Enuk Beach, Papua New Guinea
Enuk is actually two islands separated by a narrow channel – pictured here – where it’s not uncommon to see locals paddling dugout canoes, kids carousing, and even blacktip reef sharks looking for an easy lunch. Enuk 1 is home to several hundred villages, while Enuk 2 is home to roughly a hundred more. While some families have their own private generators, there is otherwise no electricity, hot water, or facilities at Enuk. The people here are remarkably capable fishermen and make excellent use of what arable land they do have. Many of the young men and women today make a living at the nearby dive and surf shops, though subsistence fishing and farming are still common for folks of older generations. The best way to visit is part of a dive trip when staying at nearby Lissenung Island.

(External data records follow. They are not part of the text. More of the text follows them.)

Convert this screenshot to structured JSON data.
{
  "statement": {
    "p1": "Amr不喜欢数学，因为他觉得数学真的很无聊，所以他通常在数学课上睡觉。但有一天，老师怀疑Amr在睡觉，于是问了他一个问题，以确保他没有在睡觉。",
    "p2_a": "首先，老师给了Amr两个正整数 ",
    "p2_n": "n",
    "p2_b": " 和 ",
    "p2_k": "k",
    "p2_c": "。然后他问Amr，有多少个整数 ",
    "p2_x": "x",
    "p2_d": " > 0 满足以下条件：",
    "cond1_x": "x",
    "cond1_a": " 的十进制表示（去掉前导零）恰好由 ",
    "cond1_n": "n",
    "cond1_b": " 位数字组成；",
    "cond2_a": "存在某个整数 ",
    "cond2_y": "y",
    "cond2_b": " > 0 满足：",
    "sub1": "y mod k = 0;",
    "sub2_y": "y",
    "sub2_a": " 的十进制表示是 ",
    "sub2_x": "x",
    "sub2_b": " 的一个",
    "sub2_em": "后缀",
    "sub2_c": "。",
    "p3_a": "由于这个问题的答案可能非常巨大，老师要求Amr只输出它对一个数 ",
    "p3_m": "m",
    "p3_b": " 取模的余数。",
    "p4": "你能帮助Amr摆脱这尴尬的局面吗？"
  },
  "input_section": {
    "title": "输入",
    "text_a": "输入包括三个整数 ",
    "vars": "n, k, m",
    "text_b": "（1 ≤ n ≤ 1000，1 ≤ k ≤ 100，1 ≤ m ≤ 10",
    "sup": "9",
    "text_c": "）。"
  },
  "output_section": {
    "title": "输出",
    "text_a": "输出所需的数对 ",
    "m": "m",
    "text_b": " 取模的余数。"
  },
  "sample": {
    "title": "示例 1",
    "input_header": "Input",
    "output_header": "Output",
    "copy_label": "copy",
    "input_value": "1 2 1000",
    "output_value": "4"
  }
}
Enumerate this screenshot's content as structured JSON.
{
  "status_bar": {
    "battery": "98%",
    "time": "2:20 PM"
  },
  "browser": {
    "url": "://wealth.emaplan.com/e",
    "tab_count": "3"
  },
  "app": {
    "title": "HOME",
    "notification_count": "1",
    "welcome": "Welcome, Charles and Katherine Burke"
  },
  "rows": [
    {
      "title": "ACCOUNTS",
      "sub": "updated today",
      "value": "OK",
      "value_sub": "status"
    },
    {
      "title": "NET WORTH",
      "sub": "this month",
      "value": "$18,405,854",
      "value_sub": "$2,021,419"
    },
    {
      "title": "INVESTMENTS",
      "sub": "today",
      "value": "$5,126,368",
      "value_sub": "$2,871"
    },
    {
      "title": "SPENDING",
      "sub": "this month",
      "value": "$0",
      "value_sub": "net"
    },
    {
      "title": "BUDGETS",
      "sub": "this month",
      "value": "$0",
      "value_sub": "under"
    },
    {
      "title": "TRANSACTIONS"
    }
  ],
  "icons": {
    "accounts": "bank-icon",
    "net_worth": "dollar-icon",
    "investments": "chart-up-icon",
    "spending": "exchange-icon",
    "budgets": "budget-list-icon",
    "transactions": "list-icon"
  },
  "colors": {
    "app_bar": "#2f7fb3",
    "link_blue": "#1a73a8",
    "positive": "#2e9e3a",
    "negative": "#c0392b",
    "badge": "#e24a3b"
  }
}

La Concha Beach, San Sebastian, Spain
La Concha Beach is one of the most beautiful stretches of sandy business in the world – it’s steps from the beating heart of old San Sebastian, is marked by golden sand and is buttressed by spectacular mountains – rugged woodland on one side, and ancient churches and cobbled streets of the city on the other. It’s the city itself that draws hungry visitors from all over the world – San Sebastian is, after all, the tapas capital of the world. But beware; all that tapas, known in the Basque tongue as pintxos, is going to make squeezing into your city beach bathing suit a more difficult proposition than you bargained for.
Yemaya Beach, Little Corn Island, Nicaragua
Little Corn receives more visitors than its bigger sister Big Corn, though it never seems crowded; backpacker joints and hippie hangouts are spread across the northern shore, while the single upmarket option, the Yemaya Island Hideaway & Spa, features 16 eco-luxury cabanas spread far enough from one another to afford privacy, as well as unbroken sand and sea views. The Exhale Studio features both a secluded palm-shrouded yoga studio and a beach-side exercise platform, while the restaurant, with its open, airy vibe and panoramic views, boasts a menu marked by local ingredients prepared with Thai flare, thanks to the influence of the Bangkok-born executive chef (Yemaya’s green lobster curry will alter your image of Caribbean cuisine forever). Topping it off are some of the finest night diving opportunities in the entire Caribbean.
Ko Phi Phi Don, Thailand
If it ain’t broke, don’t fix it – and if you have never visited Ko Phi Phi, you’re in for a wild ride. Ko Phi Phi is a funky little laid back landmass, known the world over as a backpacker paradise, and just happens to be home to one of the world’s most stunning beaches; with a proliferation of all-night beach parties, buckets of rum and a long, languid stretch of white sand beach, Phi Phi Don makes for a great holiday. The crowd is generally more mature than the one you’ll find on Ko Pha Ngan (home to Haad Rin) and remains a popular budget destination for families. The sun shines unabated, there’s always plenty of space on the beach, and the food is decent (even if it doesn’t detour far from the Banana Pancake Trail). Yet the real star of Phi Phi Don is the scenery; giant karst monoliths erupted from the sea floor thousands of years ago and stand guard over the bay, protecting a cove where longboats sway on gentle sea swells.